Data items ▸
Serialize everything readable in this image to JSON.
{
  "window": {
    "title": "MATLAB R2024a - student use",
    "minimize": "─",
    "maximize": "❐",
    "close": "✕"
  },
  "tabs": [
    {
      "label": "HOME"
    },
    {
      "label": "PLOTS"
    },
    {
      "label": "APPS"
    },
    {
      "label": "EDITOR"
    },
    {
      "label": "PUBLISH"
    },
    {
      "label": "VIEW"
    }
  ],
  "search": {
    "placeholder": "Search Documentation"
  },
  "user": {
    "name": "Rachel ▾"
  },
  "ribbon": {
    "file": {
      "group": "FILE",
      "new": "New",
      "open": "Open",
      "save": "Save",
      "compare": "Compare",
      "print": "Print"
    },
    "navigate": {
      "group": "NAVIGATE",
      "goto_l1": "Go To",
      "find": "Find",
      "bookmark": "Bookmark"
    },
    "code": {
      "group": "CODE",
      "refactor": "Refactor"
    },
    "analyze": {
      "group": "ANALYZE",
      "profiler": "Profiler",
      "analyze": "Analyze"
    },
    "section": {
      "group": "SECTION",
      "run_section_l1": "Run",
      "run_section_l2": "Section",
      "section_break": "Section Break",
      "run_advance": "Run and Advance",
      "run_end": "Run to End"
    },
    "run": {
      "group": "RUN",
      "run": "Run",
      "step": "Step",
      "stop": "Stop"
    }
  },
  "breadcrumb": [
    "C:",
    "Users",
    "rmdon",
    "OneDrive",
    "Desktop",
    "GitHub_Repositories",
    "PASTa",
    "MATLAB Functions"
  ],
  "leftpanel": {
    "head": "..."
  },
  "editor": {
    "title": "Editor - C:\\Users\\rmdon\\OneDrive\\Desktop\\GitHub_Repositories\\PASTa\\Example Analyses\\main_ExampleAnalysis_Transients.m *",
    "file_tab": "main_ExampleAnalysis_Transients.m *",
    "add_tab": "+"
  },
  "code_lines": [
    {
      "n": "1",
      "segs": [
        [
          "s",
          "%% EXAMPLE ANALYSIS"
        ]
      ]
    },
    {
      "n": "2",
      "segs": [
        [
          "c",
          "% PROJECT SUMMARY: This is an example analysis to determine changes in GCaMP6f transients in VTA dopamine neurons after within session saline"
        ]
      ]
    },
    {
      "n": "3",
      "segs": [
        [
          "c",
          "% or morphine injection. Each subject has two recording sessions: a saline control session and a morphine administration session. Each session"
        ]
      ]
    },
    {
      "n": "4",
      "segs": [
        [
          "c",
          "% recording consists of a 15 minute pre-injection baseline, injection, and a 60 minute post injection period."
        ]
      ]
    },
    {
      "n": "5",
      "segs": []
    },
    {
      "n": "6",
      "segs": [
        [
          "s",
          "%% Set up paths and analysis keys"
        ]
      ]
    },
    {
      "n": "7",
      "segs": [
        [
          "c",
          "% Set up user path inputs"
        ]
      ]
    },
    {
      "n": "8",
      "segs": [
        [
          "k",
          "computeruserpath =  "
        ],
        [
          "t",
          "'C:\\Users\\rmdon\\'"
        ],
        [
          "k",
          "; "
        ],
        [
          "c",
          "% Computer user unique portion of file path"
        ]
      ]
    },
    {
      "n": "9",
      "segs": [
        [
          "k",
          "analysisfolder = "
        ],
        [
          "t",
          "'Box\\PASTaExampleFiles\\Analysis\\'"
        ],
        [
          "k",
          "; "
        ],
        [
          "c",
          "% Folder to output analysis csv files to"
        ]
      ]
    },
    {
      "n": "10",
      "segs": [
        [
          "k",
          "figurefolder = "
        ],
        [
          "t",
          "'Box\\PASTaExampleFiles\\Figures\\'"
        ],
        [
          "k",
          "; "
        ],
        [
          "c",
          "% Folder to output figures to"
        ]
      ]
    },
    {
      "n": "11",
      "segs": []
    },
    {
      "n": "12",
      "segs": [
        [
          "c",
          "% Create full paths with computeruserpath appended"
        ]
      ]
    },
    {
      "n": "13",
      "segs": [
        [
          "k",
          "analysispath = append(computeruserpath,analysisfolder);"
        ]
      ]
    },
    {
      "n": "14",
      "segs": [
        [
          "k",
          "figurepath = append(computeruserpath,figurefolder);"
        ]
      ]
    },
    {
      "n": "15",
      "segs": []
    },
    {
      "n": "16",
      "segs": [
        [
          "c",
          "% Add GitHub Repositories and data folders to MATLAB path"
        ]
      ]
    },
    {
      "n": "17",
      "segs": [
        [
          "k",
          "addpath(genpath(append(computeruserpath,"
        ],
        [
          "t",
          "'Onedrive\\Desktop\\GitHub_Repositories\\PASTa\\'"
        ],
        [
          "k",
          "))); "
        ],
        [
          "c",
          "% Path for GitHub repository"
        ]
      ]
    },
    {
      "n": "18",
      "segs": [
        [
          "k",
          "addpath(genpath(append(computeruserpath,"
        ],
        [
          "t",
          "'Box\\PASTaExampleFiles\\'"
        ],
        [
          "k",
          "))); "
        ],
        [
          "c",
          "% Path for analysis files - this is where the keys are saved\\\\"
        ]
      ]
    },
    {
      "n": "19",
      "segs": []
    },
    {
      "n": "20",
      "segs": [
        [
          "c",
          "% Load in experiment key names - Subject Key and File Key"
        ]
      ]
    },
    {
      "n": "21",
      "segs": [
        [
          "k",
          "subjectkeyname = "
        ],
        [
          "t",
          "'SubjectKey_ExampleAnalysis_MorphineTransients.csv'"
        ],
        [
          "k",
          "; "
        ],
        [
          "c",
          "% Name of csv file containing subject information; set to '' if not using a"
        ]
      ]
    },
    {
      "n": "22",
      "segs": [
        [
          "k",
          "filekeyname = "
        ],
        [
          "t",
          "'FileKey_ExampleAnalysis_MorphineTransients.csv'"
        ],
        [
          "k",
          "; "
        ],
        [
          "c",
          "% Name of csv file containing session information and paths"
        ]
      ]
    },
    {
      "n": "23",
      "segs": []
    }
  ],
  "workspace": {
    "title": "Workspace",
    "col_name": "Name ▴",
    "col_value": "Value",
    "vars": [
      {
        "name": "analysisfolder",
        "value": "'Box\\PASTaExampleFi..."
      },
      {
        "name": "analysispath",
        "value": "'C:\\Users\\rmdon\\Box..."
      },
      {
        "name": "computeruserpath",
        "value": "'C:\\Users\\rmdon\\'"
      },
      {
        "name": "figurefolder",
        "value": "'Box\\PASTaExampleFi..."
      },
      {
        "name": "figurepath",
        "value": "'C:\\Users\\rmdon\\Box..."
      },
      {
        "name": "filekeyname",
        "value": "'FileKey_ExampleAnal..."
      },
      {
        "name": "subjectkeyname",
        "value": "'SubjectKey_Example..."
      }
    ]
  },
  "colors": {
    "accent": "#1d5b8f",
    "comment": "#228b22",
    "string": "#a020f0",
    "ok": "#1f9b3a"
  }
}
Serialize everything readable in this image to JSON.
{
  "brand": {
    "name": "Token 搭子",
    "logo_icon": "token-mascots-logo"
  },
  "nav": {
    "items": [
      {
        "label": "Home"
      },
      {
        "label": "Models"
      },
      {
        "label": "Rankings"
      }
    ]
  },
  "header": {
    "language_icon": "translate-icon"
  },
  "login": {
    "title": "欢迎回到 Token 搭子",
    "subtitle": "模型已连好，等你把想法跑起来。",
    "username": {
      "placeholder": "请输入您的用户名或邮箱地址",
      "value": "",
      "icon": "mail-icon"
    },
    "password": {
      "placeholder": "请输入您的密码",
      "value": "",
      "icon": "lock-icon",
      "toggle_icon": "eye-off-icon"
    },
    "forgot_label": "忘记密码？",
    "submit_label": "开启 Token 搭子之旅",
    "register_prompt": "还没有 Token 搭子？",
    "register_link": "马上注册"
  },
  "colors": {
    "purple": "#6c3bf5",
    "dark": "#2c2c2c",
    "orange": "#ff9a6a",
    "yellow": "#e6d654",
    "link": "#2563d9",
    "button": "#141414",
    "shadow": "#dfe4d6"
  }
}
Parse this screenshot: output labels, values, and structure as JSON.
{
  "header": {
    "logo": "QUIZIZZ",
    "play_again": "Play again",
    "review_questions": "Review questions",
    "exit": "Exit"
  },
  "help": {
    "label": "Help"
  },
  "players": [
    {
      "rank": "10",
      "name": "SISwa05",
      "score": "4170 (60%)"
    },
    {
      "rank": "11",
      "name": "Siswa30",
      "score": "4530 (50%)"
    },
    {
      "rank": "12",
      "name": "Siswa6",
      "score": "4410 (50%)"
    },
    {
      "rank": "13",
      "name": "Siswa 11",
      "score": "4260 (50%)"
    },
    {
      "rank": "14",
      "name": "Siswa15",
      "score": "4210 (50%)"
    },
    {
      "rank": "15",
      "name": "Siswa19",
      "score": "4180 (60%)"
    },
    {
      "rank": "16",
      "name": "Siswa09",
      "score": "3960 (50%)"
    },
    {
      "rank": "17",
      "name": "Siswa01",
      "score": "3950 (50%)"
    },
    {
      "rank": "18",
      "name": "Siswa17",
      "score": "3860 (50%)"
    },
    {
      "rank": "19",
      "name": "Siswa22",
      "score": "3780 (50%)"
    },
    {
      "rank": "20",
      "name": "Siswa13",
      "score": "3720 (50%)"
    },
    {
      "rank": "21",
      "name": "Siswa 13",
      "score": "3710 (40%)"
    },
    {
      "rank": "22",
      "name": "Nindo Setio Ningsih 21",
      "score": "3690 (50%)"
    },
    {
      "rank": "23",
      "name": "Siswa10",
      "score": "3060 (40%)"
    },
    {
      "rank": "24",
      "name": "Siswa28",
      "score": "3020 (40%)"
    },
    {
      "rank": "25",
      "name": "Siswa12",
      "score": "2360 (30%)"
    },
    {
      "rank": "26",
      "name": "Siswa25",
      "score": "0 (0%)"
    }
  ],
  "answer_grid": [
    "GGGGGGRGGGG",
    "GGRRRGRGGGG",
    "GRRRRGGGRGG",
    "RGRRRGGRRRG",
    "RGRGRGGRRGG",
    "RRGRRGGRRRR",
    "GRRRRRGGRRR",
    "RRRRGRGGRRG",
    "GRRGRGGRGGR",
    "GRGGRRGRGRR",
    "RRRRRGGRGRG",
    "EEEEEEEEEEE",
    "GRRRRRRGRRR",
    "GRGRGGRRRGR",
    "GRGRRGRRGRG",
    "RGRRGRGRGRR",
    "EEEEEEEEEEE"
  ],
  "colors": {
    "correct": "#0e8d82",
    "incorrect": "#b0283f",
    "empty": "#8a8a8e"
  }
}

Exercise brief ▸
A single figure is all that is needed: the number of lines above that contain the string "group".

Exercise response ▸
6